I've witnessed an even more severe example of a recruiter overriding a recruit's religious identification request. When I was 19 I considered joining the Louisiana National Guard. While meeting with the recruiter one day, I overheard him helping a recruit with the paperwork. That recruit was actually a Marine who, after completing his active-duty service, was transferring to the National Guard. The recruiter asked the Marine what his religious preference was. The Marine said, "None." The recruiter paused and then said, "I'm going to make you a Baptist." Then, the recruiter wrote something (presumably "Baptist") on the Marine's paperwork. The National Guard recruiter asked, "Did the Marines let you get away with that?" The Marine said that sometimes they did.

Jeff Sadow, a blogger and assistant professor of political science at LSU-Shreveport, posted earlier today in support of Fleming's ban on non-theistic chaplains. Sadow cited the military oath as an additional reason why atheist chaplains would be inappropriate:

"And the idea also directly contradicts the very oaths by which members of the military take at enlistment or commissioning, both of which end in the sentence 'So help me God.' While polytheist members may expand the concept of 'God' to fit their views, nonbelievers may discount that portion of their oath as an appeal to fiction, yet the military with the presence of the phrase certainly takes it seriously. So it makes no sense in a procedural way to say there can be nonreligious spiritual guides when the institution itself ordains that all its members attest to belief in a spiritual being(s)/presence of some kind. To be consistent, it would first have to remove from the oaths that phrase before adding in 'chaplains' who guide without reference to a spiritual force."

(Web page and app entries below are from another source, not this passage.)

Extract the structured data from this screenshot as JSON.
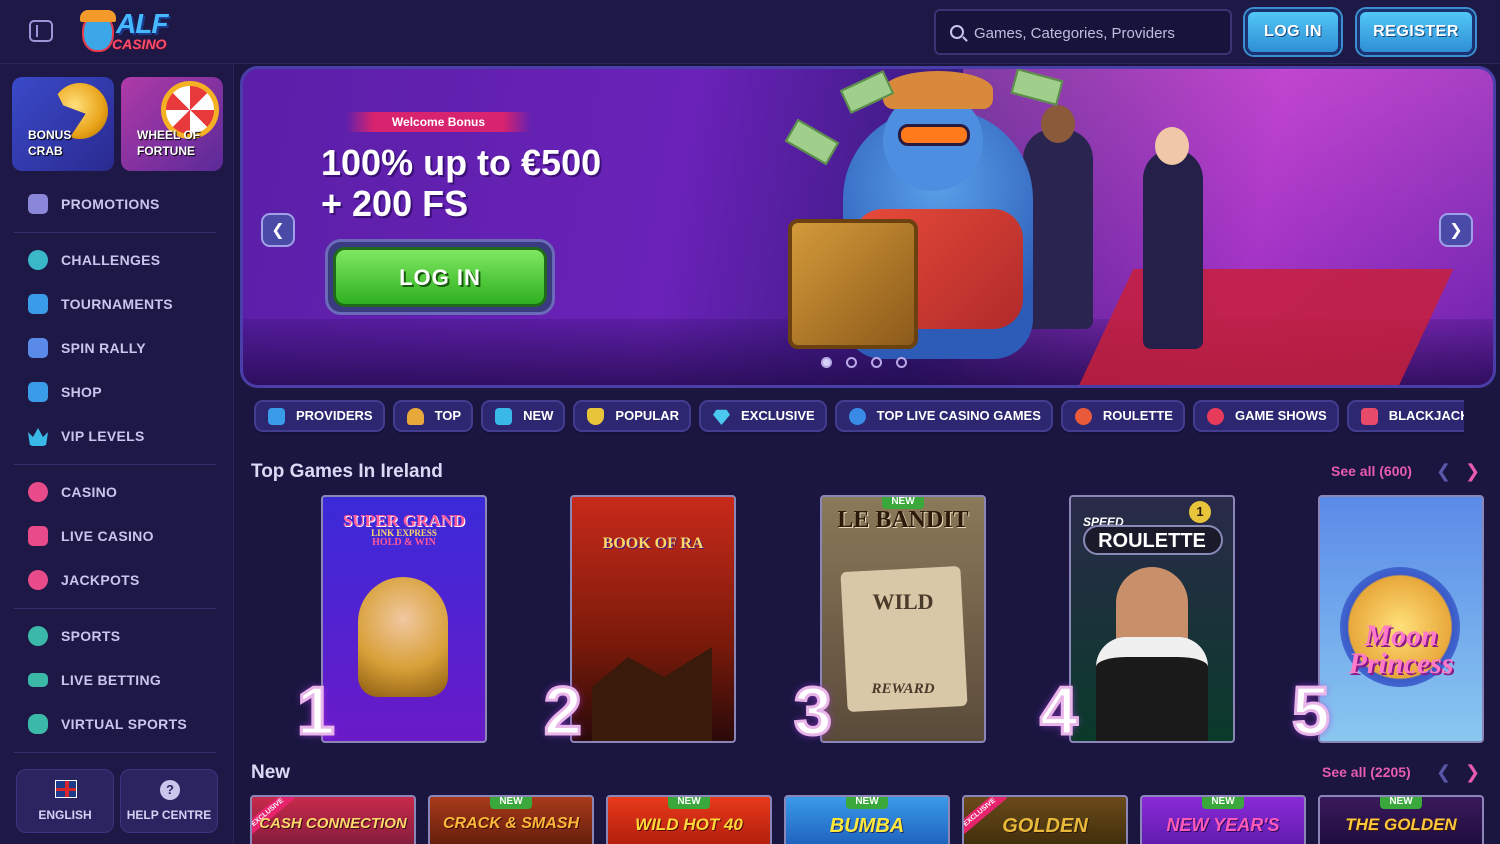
{
  "header": {
    "logo_line1": "ALF",
    "logo_line2": "CASINO",
    "search_placeholder": "Games, Categories, Providers",
    "login_label": "LOG IN",
    "register_label": "REGISTER"
  },
  "sidebar": {
    "promo_tiles": [
      {
        "label_line1": "BONUS",
        "label_line2": "CRAB"
      },
      {
        "label_line1": "WHEEL OF",
        "label_line2": "FORTUNE"
      }
    ],
    "items": [
      {
        "label": "PROMOTIONS",
        "icon": "gift-icon"
      },
      {
        "label": "CHALLENGES",
        "icon": "medal-icon"
      },
      {
        "label": "TOURNAMENTS",
        "icon": "podium-icon"
      },
      {
        "label": "SPIN RALLY",
        "icon": "flag-icon"
      },
      {
        "label": "SHOP",
        "icon": "shopping-bag-icon"
      },
      {
        "label": "VIP LEVELS",
        "icon": "crown-icon"
      },
      {
        "label": "CASINO",
        "icon": "cherry-icon"
      },
      {
        "label": "LIVE CASINO",
        "icon": "cards-icon"
      },
      {
        "label": "JACKPOTS",
        "icon": "clover-icon"
      },
      {
        "label": "SPORTS",
        "icon": "ball-icon"
      },
      {
        "label": "LIVE BETTING",
        "icon": "live-icon"
      },
      {
        "label": "VIRTUAL SPORTS",
        "icon": "gamepad-icon"
      }
    ],
    "language_label": "ENGLISH",
    "help_label": "HELP CENTRE",
    "help_glyph": "?"
  },
  "banner": {
    "tag": "Welcome Bonus",
    "headline_line1": "100% up to €500",
    "headline_line2": "+ 200 FS",
    "cta_label": "LOG IN",
    "prev_glyph": "❮",
    "next_glyph": "❯",
    "slide_count": 4,
    "active_slide": 1
  },
  "categories": [
    {
      "label": "PROVIDERS",
      "icon": "providers-icon",
      "color": "#3a9be8"
    },
    {
      "label": "TOP",
      "icon": "trophy-icon",
      "color": "#e8a83a"
    },
    {
      "label": "NEW",
      "icon": "sparkle-icon",
      "color": "#3ab8e8"
    },
    {
      "label": "POPULAR",
      "icon": "shield-icon",
      "color": "#e8c43a"
    },
    {
      "label": "EXCLUSIVE",
      "icon": "diamond-icon",
      "color": "#4ac8f0"
    },
    {
      "label": "TOP LIVE CASINO GAMES",
      "icon": "globe-icon",
      "color": "#3a8ae8"
    },
    {
      "label": "ROULETTE",
      "icon": "roulette-icon",
      "color": "#e85a3a"
    },
    {
      "label": "GAME SHOWS",
      "icon": "wheel-icon",
      "color": "#e83a5a"
    },
    {
      "label": "BLACKJACK",
      "icon": "cards-icon",
      "color": "#e84a6a"
    }
  ],
  "top_games": {
    "title": "Top Games In Ireland",
    "see_all": "See all (600)",
    "prev_glyph": "❮",
    "next_glyph": "❯",
    "games": [
      {
        "rank": "1",
        "title_line1": "SUPER GRAND",
        "title_line2": "LINK EXPRESS",
        "title_line3": "HOLD & WIN",
        "new": ""
      },
      {
        "rank": "2",
        "title_line1": "BOOK OF RA",
        "title_line2": "",
        "title_line3": "",
        "new": ""
      },
      {
        "rank": "3",
        "title_line1": "LE BANDIT",
        "title_line2": "WILD",
        "title_line3": "REWARD",
        "new": "NEW"
      },
      {
        "rank": "4",
        "title_line1": "SPEED",
        "title_line2": "ROULETTE",
        "title_line3": "1",
        "new": ""
      },
      {
        "rank": "5",
        "title_line1": "Moon",
        "title_line2": "Princess",
        "title_line3": "",
        "new": ""
      }
    ]
  },
  "new_games": {
    "title": "New",
    "see_all": "See all (2205)",
    "prev_glyph": "❮",
    "next_glyph": "❯",
    "games": [
      {
        "title": "CASH CONNECTION",
        "badge": "",
        "exclusive": "EXCLUSIVE"
      },
      {
        "title": "CRACK & SMASH",
        "badge": "NEW",
        "exclusive": ""
      },
      {
        "title": "WILD HOT 40",
        "badge": "NEW",
        "exclusive": ""
      },
      {
        "title": "BUMBA",
        "badge": "NEW",
        "exclusive": ""
      },
      {
        "title": "GOLDEN",
        "badge": "",
        "exclusive": "EXCLUSIVE"
      },
      {
        "title": "NEW YEAR'S",
        "badge": "NEW",
        "exclusive": ""
      },
      {
        "title": "THE GOLDEN",
        "badge": "NEW",
        "exclusive": ""
      }
    ]
  }
}
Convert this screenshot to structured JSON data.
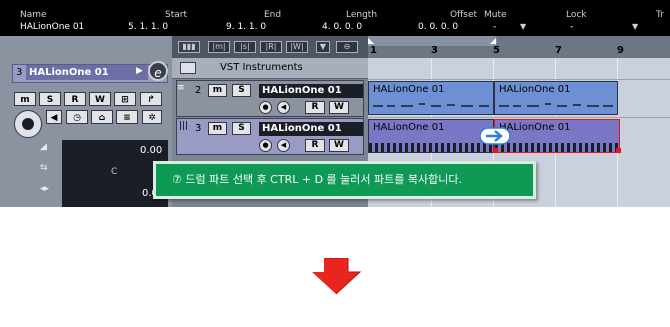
{
  "info_line": {
    "headers": {
      "name": "Name",
      "start": "Start",
      "end": "End",
      "length": "Length",
      "offset": "Offset",
      "mute": "Mute",
      "lock": "Lock",
      "trunc": "Tr"
    },
    "values": {
      "name": "HALionOne 01",
      "start": "5. 1. 1.   0",
      "end": "9. 1. 1.   0",
      "length": "4. 0. 0.   0",
      "offset": "0. 0. 0.   0",
      "mute": "-",
      "lock": "-"
    }
  },
  "inspector": {
    "track_number": "3",
    "track_name": "HALionOne 01",
    "edit_button": "e",
    "buttons_row1": [
      "m",
      "S",
      "R",
      "W"
    ],
    "volume_value": "0.00",
    "pan_value": "C",
    "delay_value": "0.0"
  },
  "track_list": {
    "folder_name": "VST Instruments",
    "tracks": [
      {
        "number": "2",
        "name": "HALionOne 01",
        "mute": "m",
        "solo": "S",
        "read": "R",
        "write": "W"
      },
      {
        "number": "3",
        "name": "HALionOne 01",
        "mute": "m",
        "solo": "S",
        "read": "R",
        "write": "W"
      }
    ]
  },
  "arrange": {
    "ruler_marks": [
      "1",
      "3",
      "5",
      "7",
      "9"
    ],
    "parts": [
      {
        "label": "HALionOne 01",
        "lane": "top",
        "copy": false
      },
      {
        "label": "HALionOne 01",
        "lane": "top",
        "copy": false
      },
      {
        "label": "HALionOne 01",
        "lane": "bottom",
        "copy": false
      },
      {
        "label": "HALionOne 01",
        "lane": "bottom",
        "copy": true
      }
    ],
    "colors": {
      "part_blue": "#6d8fd4",
      "part_purple": "#7b76c6",
      "selection_red": "#e0151e"
    }
  },
  "instruction": {
    "text": "⑦ 드럼 파트 선택 후 CTRL + D 를 눌러서 파트를 복사합니다.",
    "color": "#0e9a55"
  },
  "arrow_icon": {
    "color": "#e8261f"
  }
}
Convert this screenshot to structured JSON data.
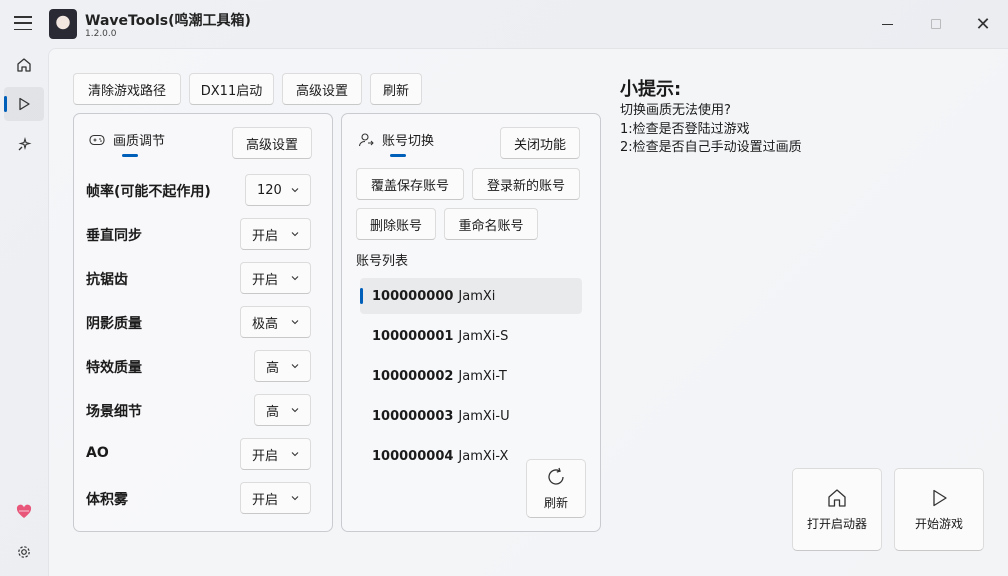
{
  "app": {
    "title": "WaveTools(鸣潮工具箱)",
    "version": "1.2.0.0"
  },
  "toolbar": {
    "clear_path": "清除游戏路径",
    "dx11": "DX11启动",
    "advanced": "高级设置",
    "refresh": "刷新"
  },
  "graphics": {
    "title": "画质调节",
    "advanced_button": "高级设置",
    "settings": [
      {
        "label": "帧率(可能不起作用)",
        "value": "120"
      },
      {
        "label": "垂直同步",
        "value": "开启"
      },
      {
        "label": "抗锯齿",
        "value": "开启"
      },
      {
        "label": "阴影质量",
        "value": "极高"
      },
      {
        "label": "特效质量",
        "value": "高"
      },
      {
        "label": "场景细节",
        "value": "高"
      },
      {
        "label": "AO",
        "value": "开启"
      },
      {
        "label": "体积雾",
        "value": "开启"
      }
    ]
  },
  "accounts": {
    "title": "账号切换",
    "close_feature": "关闭功能",
    "overwrite_save": "覆盖保存账号",
    "login_new": "登录新的账号",
    "delete": "删除账号",
    "rename": "重命名账号",
    "list_label": "账号列表",
    "list": [
      {
        "id": "100000000",
        "name": "JamXi"
      },
      {
        "id": "100000001",
        "name": "JamXi-S"
      },
      {
        "id": "100000002",
        "name": "JamXi-T"
      },
      {
        "id": "100000003",
        "name": "JamXi-U"
      },
      {
        "id": "100000004",
        "name": "JamXi-X"
      }
    ],
    "refresh": "刷新"
  },
  "tips": {
    "title": "小提示:",
    "lines": [
      "切换画质无法使用?",
      "1:检查是否登陆过游戏",
      "2:检查是否自己手动设置过画质"
    ]
  },
  "actions": {
    "open_launcher": "打开启动器",
    "start_game": "开始游戏"
  },
  "colors": {
    "accent": "#005fb8",
    "heart": "#e8577a"
  },
  "icons": {
    "nav": [
      "home-icon",
      "play-icon",
      "tools-icon",
      "heart-icon",
      "gear-icon"
    ]
  }
}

Prof. Sadow is, apparently, unaware that the phrase "So help me God" is optional in the military oath. Those taking the oath don't have to say "So help me God" and they can cross out the phrase before signing the printed version of the oath.

Sadow also says that atheists in the military who need the support that an atheist chaplain could provide should, instead, seek the help of a non-chaplain counselor. In response to similar arguments made by other opponents of atheist chaplains, Edwina Rogers, executive director of the Secular Coalition for America pointed out that seeking psychiatric help, as opposed to the help of a chaplain, can stigmatize a service member and hurt his military career. On that same point, Rep. Andrews said, "Going to a mental health professional is a choice that is laden with risk and controversy for a member of the service. Going to a faith advisor is not."

Humanist and atheist veterans can be buried in national cemeteries under headstones bearing emblems of their belief systems, but they can't be provided access to a chaplain affiliated with their belief system while they are actually serving in the military. Would it really hurt everyone else so much if non-theistic service members were given that benefit?


castaway said...

What is the symbol on the grave to the left?

Randall T. Hayes said...


It's the Humanist symbol. The one on the right is the Atheist symbol.